§ **Excerpts from an interface dataset**:
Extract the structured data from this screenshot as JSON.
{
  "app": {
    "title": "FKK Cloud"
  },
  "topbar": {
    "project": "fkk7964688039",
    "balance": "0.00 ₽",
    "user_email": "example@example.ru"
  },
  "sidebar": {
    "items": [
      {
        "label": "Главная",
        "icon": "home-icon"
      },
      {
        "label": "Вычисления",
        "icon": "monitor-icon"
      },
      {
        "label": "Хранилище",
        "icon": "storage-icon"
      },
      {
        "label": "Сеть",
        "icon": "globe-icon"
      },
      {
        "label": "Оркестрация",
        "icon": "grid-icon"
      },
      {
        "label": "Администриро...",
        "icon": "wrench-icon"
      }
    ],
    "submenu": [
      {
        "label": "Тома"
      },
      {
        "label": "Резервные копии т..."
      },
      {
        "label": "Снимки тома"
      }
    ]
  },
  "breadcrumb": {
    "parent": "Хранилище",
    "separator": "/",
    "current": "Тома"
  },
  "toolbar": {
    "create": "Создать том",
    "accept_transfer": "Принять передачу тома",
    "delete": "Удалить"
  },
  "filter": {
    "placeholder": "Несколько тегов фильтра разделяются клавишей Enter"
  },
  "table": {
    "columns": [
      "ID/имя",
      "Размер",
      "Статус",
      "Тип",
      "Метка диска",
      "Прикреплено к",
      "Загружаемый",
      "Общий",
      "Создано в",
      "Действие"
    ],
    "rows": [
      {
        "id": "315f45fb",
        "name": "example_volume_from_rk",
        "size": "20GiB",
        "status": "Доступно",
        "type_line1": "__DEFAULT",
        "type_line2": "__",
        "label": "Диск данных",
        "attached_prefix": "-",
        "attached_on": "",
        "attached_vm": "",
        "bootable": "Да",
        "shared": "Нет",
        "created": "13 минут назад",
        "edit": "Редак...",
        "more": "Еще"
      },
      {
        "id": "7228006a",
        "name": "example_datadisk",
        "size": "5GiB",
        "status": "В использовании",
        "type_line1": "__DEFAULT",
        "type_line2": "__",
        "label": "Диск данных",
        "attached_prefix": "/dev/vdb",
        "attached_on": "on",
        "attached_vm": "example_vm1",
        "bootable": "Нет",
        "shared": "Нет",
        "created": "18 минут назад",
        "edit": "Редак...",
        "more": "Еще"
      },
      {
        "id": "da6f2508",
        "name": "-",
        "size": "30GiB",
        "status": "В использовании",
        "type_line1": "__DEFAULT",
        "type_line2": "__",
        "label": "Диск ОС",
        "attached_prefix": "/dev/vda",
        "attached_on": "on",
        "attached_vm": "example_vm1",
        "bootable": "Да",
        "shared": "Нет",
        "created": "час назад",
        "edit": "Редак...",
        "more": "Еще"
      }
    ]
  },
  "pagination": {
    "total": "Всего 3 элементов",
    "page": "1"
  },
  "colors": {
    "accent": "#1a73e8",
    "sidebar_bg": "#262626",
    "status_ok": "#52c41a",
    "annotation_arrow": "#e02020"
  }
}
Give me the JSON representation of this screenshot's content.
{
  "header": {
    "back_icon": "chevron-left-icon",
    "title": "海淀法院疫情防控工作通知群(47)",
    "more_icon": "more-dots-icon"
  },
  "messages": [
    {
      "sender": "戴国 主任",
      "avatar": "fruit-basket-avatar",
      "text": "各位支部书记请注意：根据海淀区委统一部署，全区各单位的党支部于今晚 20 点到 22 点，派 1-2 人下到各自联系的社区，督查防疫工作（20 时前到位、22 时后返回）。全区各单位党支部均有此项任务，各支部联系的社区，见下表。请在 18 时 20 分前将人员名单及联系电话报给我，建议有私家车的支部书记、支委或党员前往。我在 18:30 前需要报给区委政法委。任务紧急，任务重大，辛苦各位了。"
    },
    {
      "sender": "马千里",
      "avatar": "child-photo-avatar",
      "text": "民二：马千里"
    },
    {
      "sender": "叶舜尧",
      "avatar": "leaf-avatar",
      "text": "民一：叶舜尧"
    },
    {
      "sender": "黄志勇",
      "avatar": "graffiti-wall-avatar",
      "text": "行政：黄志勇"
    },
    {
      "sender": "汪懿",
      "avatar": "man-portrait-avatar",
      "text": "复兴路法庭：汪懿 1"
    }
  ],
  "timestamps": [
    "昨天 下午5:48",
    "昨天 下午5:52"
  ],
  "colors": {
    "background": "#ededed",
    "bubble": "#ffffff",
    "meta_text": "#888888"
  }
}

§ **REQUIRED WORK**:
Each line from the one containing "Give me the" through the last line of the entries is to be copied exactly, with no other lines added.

§ **WRITTEN ANSWER**:
Give me the JSON representation of this screenshot's content.
{
  "header": {
    "back_icon": "chevron-left-icon",
    "title": "海淀法院疫情防控工作通知群(47)",
    "more_icon": "more-dots-icon"
  },
  "messages": [
    {
      "sender": "戴国 主任",
      "avatar": "fruit-basket-avatar",
      "text": "各位支部书记请注意：根据海淀区委统一部署，全区各单位的党支部于今晚 20 点到 22 点，派 1-2 人下到各自联系的社区，督查防疫工作（20 时前到位、22 时后返回）。全区各单位党支部均有此项任务，各支部联系的社区，见下表。请在 18 时 20 分前将人员名单及联系电话报给我，建议有私家车的支部书记、支委或党员前往。我在 18:30 前需要报给区委政法委。任务紧急，任务重大，辛苦各位了。"
    },
    {
      "sender": "马千里",
      "avatar": "child-photo-avatar",
      "text": "民二：马千里"
    },
    {
      "sender": "叶舜尧",
      "avatar": "leaf-avatar",
      "text": "民一：叶舜尧"
    },
    {
      "sender": "黄志勇",
      "avatar": "graffiti-wall-avatar",
      "text": "行政：黄志勇"
    },
    {
      "sender": "汪懿",
      "avatar": "man-portrait-avatar",
      "text": "复兴路法庭：汪懿 1"
    }
  ],
  "timestamps": [
    "昨天 下午5:48",
    "昨天 下午5:52"
  ],
  "colors": {
    "background": "#ededed",
    "bubble": "#ffffff",
    "meta_text": "#888888"
  }
}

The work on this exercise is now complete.